Saved entries
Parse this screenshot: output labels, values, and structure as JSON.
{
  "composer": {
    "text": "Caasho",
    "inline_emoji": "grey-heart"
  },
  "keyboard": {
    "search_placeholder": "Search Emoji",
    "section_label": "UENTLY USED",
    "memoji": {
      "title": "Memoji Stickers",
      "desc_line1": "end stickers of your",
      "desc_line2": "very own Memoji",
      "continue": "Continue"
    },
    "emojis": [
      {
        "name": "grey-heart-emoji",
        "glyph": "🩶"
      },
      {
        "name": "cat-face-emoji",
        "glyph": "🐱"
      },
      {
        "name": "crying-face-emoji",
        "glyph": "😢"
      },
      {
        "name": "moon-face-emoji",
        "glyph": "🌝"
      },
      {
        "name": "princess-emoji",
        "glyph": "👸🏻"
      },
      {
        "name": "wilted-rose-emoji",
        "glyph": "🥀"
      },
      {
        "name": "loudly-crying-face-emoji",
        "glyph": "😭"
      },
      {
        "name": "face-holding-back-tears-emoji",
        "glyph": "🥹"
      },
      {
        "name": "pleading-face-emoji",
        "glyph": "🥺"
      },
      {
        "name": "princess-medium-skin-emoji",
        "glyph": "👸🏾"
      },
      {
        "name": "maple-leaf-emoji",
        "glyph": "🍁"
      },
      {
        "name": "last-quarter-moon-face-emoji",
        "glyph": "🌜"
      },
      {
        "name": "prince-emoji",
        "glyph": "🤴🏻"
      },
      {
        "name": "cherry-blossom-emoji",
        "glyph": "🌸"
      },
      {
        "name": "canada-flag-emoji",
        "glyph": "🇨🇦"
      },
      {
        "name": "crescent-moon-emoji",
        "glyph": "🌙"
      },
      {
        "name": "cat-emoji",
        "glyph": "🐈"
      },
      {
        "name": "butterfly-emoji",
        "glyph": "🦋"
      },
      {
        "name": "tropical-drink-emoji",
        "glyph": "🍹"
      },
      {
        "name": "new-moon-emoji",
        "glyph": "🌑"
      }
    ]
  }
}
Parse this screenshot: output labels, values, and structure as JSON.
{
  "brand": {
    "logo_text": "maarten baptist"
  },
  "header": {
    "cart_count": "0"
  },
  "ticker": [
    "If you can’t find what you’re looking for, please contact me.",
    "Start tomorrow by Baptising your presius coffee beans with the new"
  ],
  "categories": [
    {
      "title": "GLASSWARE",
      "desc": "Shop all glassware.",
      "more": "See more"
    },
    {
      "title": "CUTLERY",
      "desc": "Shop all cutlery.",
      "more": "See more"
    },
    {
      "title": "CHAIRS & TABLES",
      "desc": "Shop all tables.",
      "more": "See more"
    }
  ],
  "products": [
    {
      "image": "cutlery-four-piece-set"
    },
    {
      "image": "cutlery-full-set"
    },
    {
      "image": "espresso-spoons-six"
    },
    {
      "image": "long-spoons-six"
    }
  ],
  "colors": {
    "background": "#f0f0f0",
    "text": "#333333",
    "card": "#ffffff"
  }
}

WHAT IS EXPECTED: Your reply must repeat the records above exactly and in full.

REPLY:
Parse this screenshot: output labels, values, and structure as JSON.
{
  "composer": {
    "text": "Caasho",
    "inline_emoji": "grey-heart"
  },
  "keyboard": {
    "search_placeholder": "Search Emoji",
    "section_label": "UENTLY USED",
    "memoji": {
      "title": "Memoji Stickers",
      "desc_line1": "end stickers of your",
      "desc_line2": "very own Memoji",
      "continue": "Continue"
    },
    "emojis": [
      {
        "name": "grey-heart-emoji",
        "glyph": "🩶"
      },
      {
        "name": "cat-face-emoji",
        "glyph": "🐱"
      },
      {
        "name": "crying-face-emoji",
        "glyph": "😢"
      },
      {
        "name": "moon-face-emoji",
        "glyph": "🌝"
      },
      {
        "name": "princess-emoji",
        "glyph": "👸🏻"
      },
      {
        "name": "wilted-rose-emoji",
        "glyph": "🥀"
      },
      {
        "name": "loudly-crying-face-emoji",
        "glyph": "😭"
      },
      {
        "name": "face-holding-back-tears-emoji",
        "glyph": "🥹"
      },
      {
        "name": "pleading-face-emoji",
        "glyph": "🥺"
      },
      {
        "name": "princess-medium-skin-emoji",
        "glyph": "👸🏾"
      },
      {
        "name": "maple-leaf-emoji",
        "glyph": "🍁"
      },
      {
        "name": "last-quarter-moon-face-emoji",
        "glyph": "🌜"
      },
      {
        "name": "prince-emoji",
        "glyph": "🤴🏻"
      },
      {
        "name": "cherry-blossom-emoji",
        "glyph": "🌸"
      },
      {
        "name": "canada-flag-emoji",
        "glyph": "🇨🇦"
      },
      {
        "name": "crescent-moon-emoji",
        "glyph": "🌙"
      },
      {
        "name": "cat-emoji",
        "glyph": "🐈"
      },
      {
        "name": "butterfly-emoji",
        "glyph": "🦋"
      },
      {
        "name": "tropical-drink-emoji",
        "glyph": "🍹"
      },
      {
        "name": "new-moon-emoji",
        "glyph": "🌑"
      }
    ]
  }
}
Parse this screenshot: output labels, values, and structure as JSON.
{
  "brand": {
    "logo_text": "maarten baptist"
  },
  "header": {
    "cart_count": "0"
  },
  "ticker": [
    "If you can’t find what you’re looking for, please contact me.",
    "Start tomorrow by Baptising your presius coffee beans with the new"
  ],
  "categories": [
    {
      "title": "GLASSWARE",
      "desc": "Shop all glassware.",
      "more": "See more"
    },
    {
      "title": "CUTLERY",
      "desc": "Shop all cutlery.",
      "more": "See more"
    },
    {
      "title": "CHAIRS & TABLES",
      "desc": "Shop all tables.",
      "more": "See more"
    }
  ],
  "products": [
    {
      "image": "cutlery-four-piece-set"
    },
    {
      "image": "cutlery-full-set"
    },
    {
      "image": "espresso-spoons-six"
    },
    {
      "image": "long-spoons-six"
    }
  ],
  "colors": {
    "background": "#f0f0f0",
    "text": "#333333",
    "card": "#ffffff"
  }
}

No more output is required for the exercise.